A misconception in the arts is that value and pay are directly related, but they are not.
Things that make you worth more and thus sometimes paid more:
  1. Scarcity
  2. Level of expertise
  3. Cost of production (Large props and expendable props)
  4. Ticket price and venue capacity
I have well over 250 weekly shows at Monday Night Tease! under my belt, and I require certain exclusivity to some acts, requesting you not perform the same act 2 weeks before or after at another show in LA. I'm responsible for paying you so I do get to set guidelines. If you don't like them, please work elsewhere. I don't take it personally. And neither should you. That is how a free market works.

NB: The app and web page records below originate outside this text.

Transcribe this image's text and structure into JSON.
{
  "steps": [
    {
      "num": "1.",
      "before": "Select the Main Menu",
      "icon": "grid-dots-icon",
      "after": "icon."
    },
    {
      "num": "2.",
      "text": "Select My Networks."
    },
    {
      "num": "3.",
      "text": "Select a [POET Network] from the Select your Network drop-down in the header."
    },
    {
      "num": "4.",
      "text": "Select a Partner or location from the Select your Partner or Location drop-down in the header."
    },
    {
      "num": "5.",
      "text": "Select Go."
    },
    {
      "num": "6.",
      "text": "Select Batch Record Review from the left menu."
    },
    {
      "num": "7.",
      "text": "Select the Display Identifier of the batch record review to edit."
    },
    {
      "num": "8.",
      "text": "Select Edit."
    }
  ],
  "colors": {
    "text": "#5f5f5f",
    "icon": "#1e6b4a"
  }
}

As a performer, exclusivity benefits you as you grow and build a following over time. You get better and your fans become more rabid. But remember most performers don't ever reach that place. (Sorry to be a rain cloud.) You have to balance the need to be on stage with the desire to sell yourself as a headliner for higher paying events, if they are even available in your town. You have to work hard and do crap gigs for little money to build your skills and build your reputation. We all do. That is called work, and I think some people forget that part. Now, would you rather perform in eight shows a week or just one show a week, and make the close to or the same money? That's how an exclusive contract can help you as you get better.

“But Lili,” you say, “they want exclusivity and don't want to pay more.” Yes, sometimes they do. And the best thing about a free market is...? You can say no. That producer/show will survive or fail because people want to work there or they don't. If enough people don't, it will fail and a new show will pop up in its place. Businesses fail every day. Businesses start every day. Or you can go exclusive at a lower rate, build better shows with your producer and all benefit later as ticket prices can be raised and pay can be increased. YOU need to decide what is right for you.
Burlesque is a part time job for almost everyone I know. You make minimum wage at best, considering call times and total length of the show, or if you do the crazy math, you make $50 for 4 minute act. But it isn't a 40 hour a week paying gig for most people. For every Dita and Dirty Martini, there are (conservatively) 10,000 performers wanting that job!
You all know Dita right? Well, she started in a strip club and did lap dances. Fifteen or more years later she's making good money headlining her own show and doing private events. But it seems most of her money comes from her burlesque adjacent work: modeling, endorsements, a clothing line. She doesn't perform in 10 shows a week anymore. She built a brand: DITA. You should be working toward building yours.
No one said we all get to be stars. Most of us will never make a living as a performer. Maybe you need to reset your expectations for the career you chose. Most of the artists I know are part time, no matter how good they are. There simply isn't a large burlesque circuit of $1000 a week gigs, either for working nightly or for a one-time exclusive fee.
Whenever I get upset about burlesque and the drama, my friend Mike reminds me, "No one got into burlesque to have a boss." And I laugh and remember that yes, it is a just a job; albeit the best job I've ever had, even when I have to be the big bad boss.
Thanks for reading,
Lili VonSchtupp is the producer of Monday Night Tease at Three Clubs in Hollywood, and the Head Mistress of Lili's School for Wayward Girls where she teaches intermediate and advanced classes for burlesque performers.

No comments: